◆ GOAL OF THE EXERCISE:
In the entries below, find each line with the word "TradingView" and return it.

◆ DATA EXTRACT:
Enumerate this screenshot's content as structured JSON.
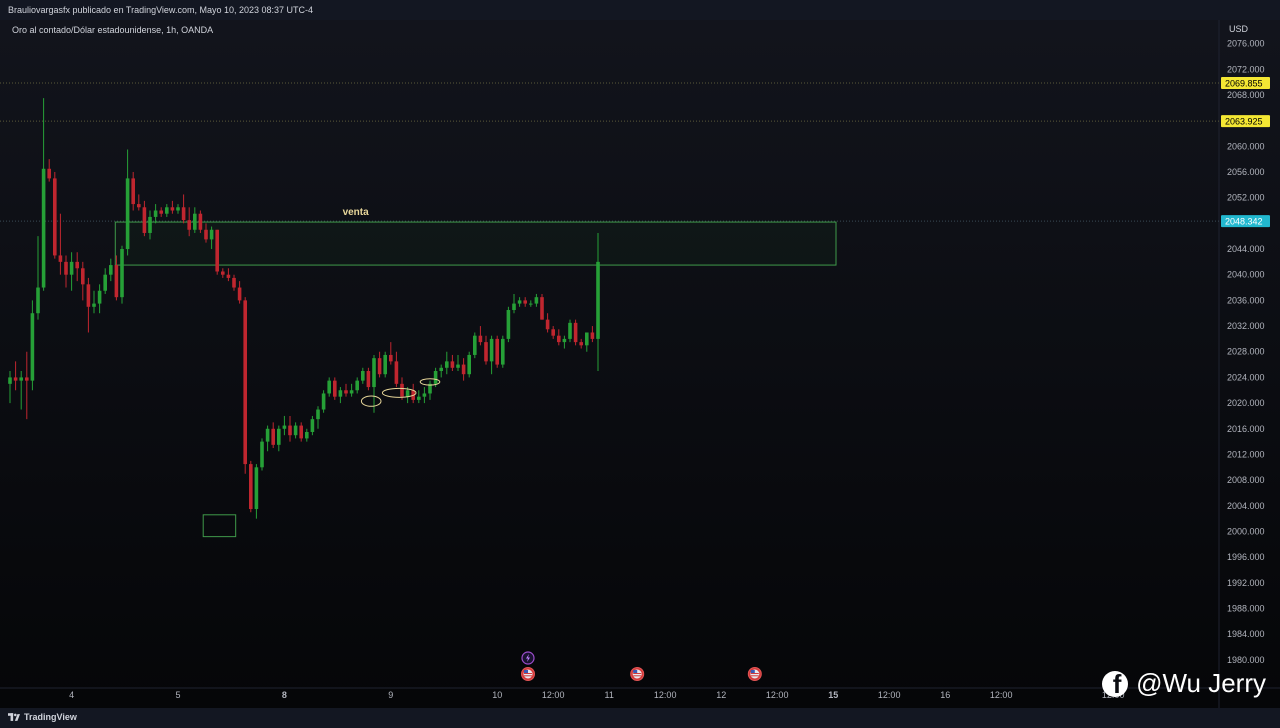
{
  "header": {
    "publisher_line": "Brauliovargasfx publicado en TradingView.com, Mayo 10, 2023 08:37 UTC-4",
    "symbol_line": "Oro al contado/Dólar estadounidense, 1h, OANDA"
  },
  "footer": {
    "brand": "TradingView"
  },
  "watermark": {
    "text": "@Wu Jerry",
    "icon": "facebook-icon"
  },
  "colors": {
    "background": "#0b0d12",
    "bull": "#26a037",
    "bear": "#c0262f",
    "zone": "#3f9a4a",
    "annotation": "#e8d79a",
    "price_tag_yellow": "#f4e733",
    "price_tag_cyan": "#22b8cf"
  },
  "chart_data": {
    "type": "candlestick",
    "title": "",
    "currency": "USD",
    "ylim": [
      1978,
      2080
    ],
    "y_ticks": [
      "2076.000",
      "2072.000",
      "2068.000",
      "2064.000",
      "2060.000",
      "2056.000",
      "2052.000",
      "2048.000",
      "2044.000",
      "2040.000",
      "2036.000",
      "2032.000",
      "2028.000",
      "2024.000",
      "2020.000",
      "2016.000",
      "2012.000",
      "2008.000",
      "2004.000",
      "2000.000",
      "1996.000",
      "1992.000",
      "1988.000",
      "1984.000",
      "1980.000"
    ],
    "x_labels": [
      {
        "label": "4",
        "bar": 11
      },
      {
        "label": "5",
        "bar": 30
      },
      {
        "label": "8",
        "bar": 49
      },
      {
        "label": "9",
        "bar": 68
      },
      {
        "label": "10",
        "bar": 87
      },
      {
        "label": "12:00",
        "bar": 97
      },
      {
        "label": "11",
        "bar": 107
      },
      {
        "label": "12:00",
        "bar": 117
      },
      {
        "label": "12",
        "bar": 127
      },
      {
        "label": "12:00",
        "bar": 137
      },
      {
        "label": "15",
        "bar": 147
      },
      {
        "label": "12:00",
        "bar": 157
      },
      {
        "label": "16",
        "bar": 167
      },
      {
        "label": "12:00",
        "bar": 177
      },
      {
        "label": "12:00",
        "bar": 197
      }
    ],
    "x_bold_labels": [
      "8",
      "15"
    ],
    "x_bar_count": 210,
    "candles": [
      [
        2023.0,
        2025.0,
        2020.0,
        2024.0
      ],
      [
        2024.0,
        2026.5,
        2022.0,
        2023.5
      ],
      [
        2023.5,
        2025.0,
        2019.0,
        2024.0
      ],
      [
        2024.0,
        2028.0,
        2017.5,
        2023.5
      ],
      [
        2023.5,
        2036.0,
        2022.0,
        2034.0
      ],
      [
        2034.0,
        2046.0,
        2033.0,
        2038.0
      ],
      [
        2038.0,
        2067.5,
        2037.5,
        2056.5
      ],
      [
        2056.5,
        2058.0,
        2054.5,
        2055.0
      ],
      [
        2055.0,
        2056.0,
        2042.5,
        2043.0
      ],
      [
        2043.0,
        2049.5,
        2040.0,
        2042.0
      ],
      [
        2042.0,
        2043.0,
        2038.0,
        2040.0
      ],
      [
        2040.0,
        2043.5,
        2037.5,
        2042.0
      ],
      [
        2042.0,
        2043.5,
        2039.0,
        2041.0
      ],
      [
        2041.0,
        2042.0,
        2036.0,
        2038.5
      ],
      [
        2038.5,
        2039.5,
        2031.0,
        2035.0
      ],
      [
        2035.0,
        2037.5,
        2034.0,
        2035.5
      ],
      [
        2035.5,
        2038.5,
        2034.0,
        2037.5
      ],
      [
        2037.5,
        2041.0,
        2037.0,
        2040.0
      ],
      [
        2040.0,
        2042.5,
        2039.0,
        2041.5
      ],
      [
        2041.5,
        2043.0,
        2036.0,
        2036.5
      ],
      [
        2036.5,
        2044.5,
        2035.5,
        2044.0
      ],
      [
        2044.0,
        2059.5,
        2043.0,
        2055.0
      ],
      [
        2055.0,
        2056.0,
        2050.0,
        2051.0
      ],
      [
        2051.0,
        2052.5,
        2050.0,
        2050.5
      ],
      [
        2050.5,
        2051.5,
        2046.0,
        2046.5
      ],
      [
        2046.5,
        2050.0,
        2045.5,
        2049.0
      ],
      [
        2049.0,
        2051.0,
        2048.0,
        2050.0
      ],
      [
        2050.0,
        2050.5,
        2049.0,
        2049.5
      ],
      [
        2049.5,
        2051.0,
        2049.0,
        2050.5
      ],
      [
        2050.5,
        2051.5,
        2049.5,
        2050.0
      ],
      [
        2050.0,
        2051.0,
        2049.5,
        2050.5
      ],
      [
        2050.5,
        2052.5,
        2048.0,
        2048.5
      ],
      [
        2048.5,
        2050.5,
        2046.0,
        2047.0
      ],
      [
        2047.0,
        2050.5,
        2046.5,
        2049.5
      ],
      [
        2049.5,
        2050.0,
        2046.5,
        2047.0
      ],
      [
        2047.0,
        2048.0,
        2045.0,
        2045.5
      ],
      [
        2045.5,
        2047.5,
        2044.0,
        2047.0
      ],
      [
        2047.0,
        2047.0,
        2040.0,
        2040.5
      ],
      [
        2040.5,
        2041.0,
        2039.5,
        2040.0
      ],
      [
        2040.0,
        2041.0,
        2039.0,
        2039.5
      ],
      [
        2039.5,
        2040.0,
        2037.5,
        2038.0
      ],
      [
        2038.0,
        2039.0,
        2035.5,
        2036.0
      ],
      [
        2036.0,
        2036.5,
        2009.0,
        2010.5
      ],
      [
        2010.5,
        2011.0,
        2003.0,
        2003.5
      ],
      [
        2003.5,
        2010.5,
        2002.0,
        2010.0
      ],
      [
        2010.0,
        2014.5,
        2009.5,
        2014.0
      ],
      [
        2014.0,
        2016.5,
        2012.5,
        2016.0
      ],
      [
        2016.0,
        2017.0,
        2013.0,
        2013.5
      ],
      [
        2013.5,
        2016.5,
        2012.5,
        2016.0
      ],
      [
        2016.0,
        2018.0,
        2015.0,
        2016.5
      ],
      [
        2016.5,
        2018.0,
        2014.0,
        2015.0
      ],
      [
        2015.0,
        2017.0,
        2014.5,
        2016.5
      ],
      [
        2016.5,
        2017.0,
        2014.0,
        2014.5
      ],
      [
        2014.5,
        2016.0,
        2014.0,
        2015.5
      ],
      [
        2015.5,
        2018.0,
        2015.0,
        2017.5
      ],
      [
        2017.5,
        2019.5,
        2016.0,
        2019.0
      ],
      [
        2019.0,
        2022.0,
        2018.5,
        2021.5
      ],
      [
        2021.5,
        2024.0,
        2021.0,
        2023.5
      ],
      [
        2023.5,
        2024.0,
        2020.5,
        2021.0
      ],
      [
        2021.0,
        2022.5,
        2020.0,
        2022.0
      ],
      [
        2022.0,
        2023.0,
        2021.0,
        2021.5
      ],
      [
        2021.5,
        2023.0,
        2021.0,
        2022.0
      ],
      [
        2022.0,
        2024.0,
        2021.5,
        2023.5
      ],
      [
        2023.5,
        2025.5,
        2023.0,
        2025.0
      ],
      [
        2025.0,
        2025.5,
        2022.0,
        2022.5
      ],
      [
        2022.5,
        2027.5,
        2018.5,
        2027.0
      ],
      [
        2027.0,
        2028.0,
        2024.0,
        2024.5
      ],
      [
        2024.5,
        2028.0,
        2024.0,
        2027.5
      ],
      [
        2027.5,
        2029.5,
        2026.0,
        2026.5
      ],
      [
        2026.5,
        2028.0,
        2022.5,
        2023.0
      ],
      [
        2023.0,
        2024.0,
        2020.5,
        2021.0
      ],
      [
        2021.0,
        2022.5,
        2020.0,
        2022.0
      ],
      [
        2022.0,
        2023.0,
        2020.0,
        2020.5
      ],
      [
        2020.5,
        2022.0,
        2020.0,
        2021.0
      ],
      [
        2021.0,
        2022.5,
        2020.0,
        2021.5
      ],
      [
        2021.5,
        2023.5,
        2020.5,
        2023.0
      ],
      [
        2023.0,
        2025.5,
        2022.5,
        2025.0
      ],
      [
        2025.0,
        2026.0,
        2024.0,
        2025.5
      ],
      [
        2025.5,
        2028.0,
        2024.5,
        2026.5
      ],
      [
        2026.5,
        2027.5,
        2025.0,
        2025.5
      ],
      [
        2025.5,
        2027.5,
        2025.0,
        2026.0
      ],
      [
        2026.0,
        2027.0,
        2023.5,
        2024.5
      ],
      [
        2024.5,
        2028.0,
        2024.0,
        2027.5
      ],
      [
        2027.5,
        2031.0,
        2027.0,
        2030.5
      ],
      [
        2030.5,
        2032.0,
        2029.0,
        2029.5
      ],
      [
        2029.5,
        2030.5,
        2026.0,
        2026.5
      ],
      [
        2026.5,
        2030.5,
        2024.5,
        2030.0
      ],
      [
        2030.0,
        2030.5,
        2025.5,
        2026.0
      ],
      [
        2026.0,
        2030.5,
        2025.5,
        2030.0
      ],
      [
        2030.0,
        2035.0,
        2029.5,
        2034.5
      ],
      [
        2034.5,
        2037.0,
        2034.0,
        2035.5
      ],
      [
        2035.5,
        2036.5,
        2035.0,
        2036.0
      ],
      [
        2036.0,
        2036.5,
        2035.0,
        2035.5
      ],
      [
        2035.5,
        2036.0,
        2035.0,
        2035.5
      ],
      [
        2035.5,
        2037.0,
        2035.0,
        2036.5
      ],
      [
        2036.5,
        2037.0,
        2033.0,
        2033.0
      ],
      [
        2033.0,
        2034.0,
        2031.0,
        2031.5
      ],
      [
        2031.5,
        2032.0,
        2030.0,
        2030.5
      ],
      [
        2030.5,
        2031.5,
        2029.0,
        2029.5
      ],
      [
        2029.5,
        2030.5,
        2028.5,
        2030.0
      ],
      [
        2030.0,
        2033.0,
        2029.5,
        2032.5
      ],
      [
        2032.5,
        2033.0,
        2029.0,
        2029.5
      ],
      [
        2029.5,
        2030.0,
        2028.5,
        2029.0
      ],
      [
        2029.0,
        2031.0,
        2028.0,
        2031.0
      ],
      [
        2031.0,
        2032.0,
        2029.5,
        2030.0
      ],
      [
        2030.0,
        2046.5,
        2025.0,
        2042.0
      ]
    ],
    "horizontal_lines": [
      {
        "price": 2069.855,
        "label": "2069.855",
        "tag_color": "yellow",
        "style": "dotted"
      },
      {
        "price": 2063.925,
        "label": "2063.925",
        "tag_color": "yellow",
        "style": "dotted"
      },
      {
        "price": 2048.342,
        "label": "2048.342",
        "tag_color": "cyan",
        "style": "dotted"
      }
    ],
    "zones": [
      {
        "name": "venta",
        "label": "venta",
        "price_top": 2048.2,
        "price_bottom": 2041.5,
        "bar_start": 18.8,
        "bar_end": 147.5
      }
    ],
    "marker_boxes": [
      {
        "price_top": 2002.6,
        "price_bottom": 1999.2,
        "bar_start": 34.5,
        "bar_end": 40.3
      }
    ],
    "ellipse_markers": [
      {
        "bar_center": 64.5,
        "price": 2020.3,
        "bar_width": 3.5,
        "price_height": 1.6
      },
      {
        "bar_center": 69.5,
        "price": 2021.6,
        "bar_width": 6.0,
        "price_height": 1.4
      },
      {
        "bar_center": 75.0,
        "price": 2023.3,
        "bar_width": 3.5,
        "price_height": 1.0
      }
    ],
    "event_icons": [
      {
        "bar": 92.5,
        "row": 1,
        "kind": "lightning-icon"
      },
      {
        "bar": 92.5,
        "row": 2,
        "kind": "us-flag-icon"
      },
      {
        "bar": 112.0,
        "row": 2,
        "kind": "us-flag-icon"
      },
      {
        "bar": 133.0,
        "row": 2,
        "kind": "us-flag-icon"
      }
    ]
  }
}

◆ ANSWER SECTION:
    "publisher_line": "Brauliovargasfx publicado en TradingView.com, Mayo 10, 2023 08:37 UTC-4",
    "brand": "TradingView"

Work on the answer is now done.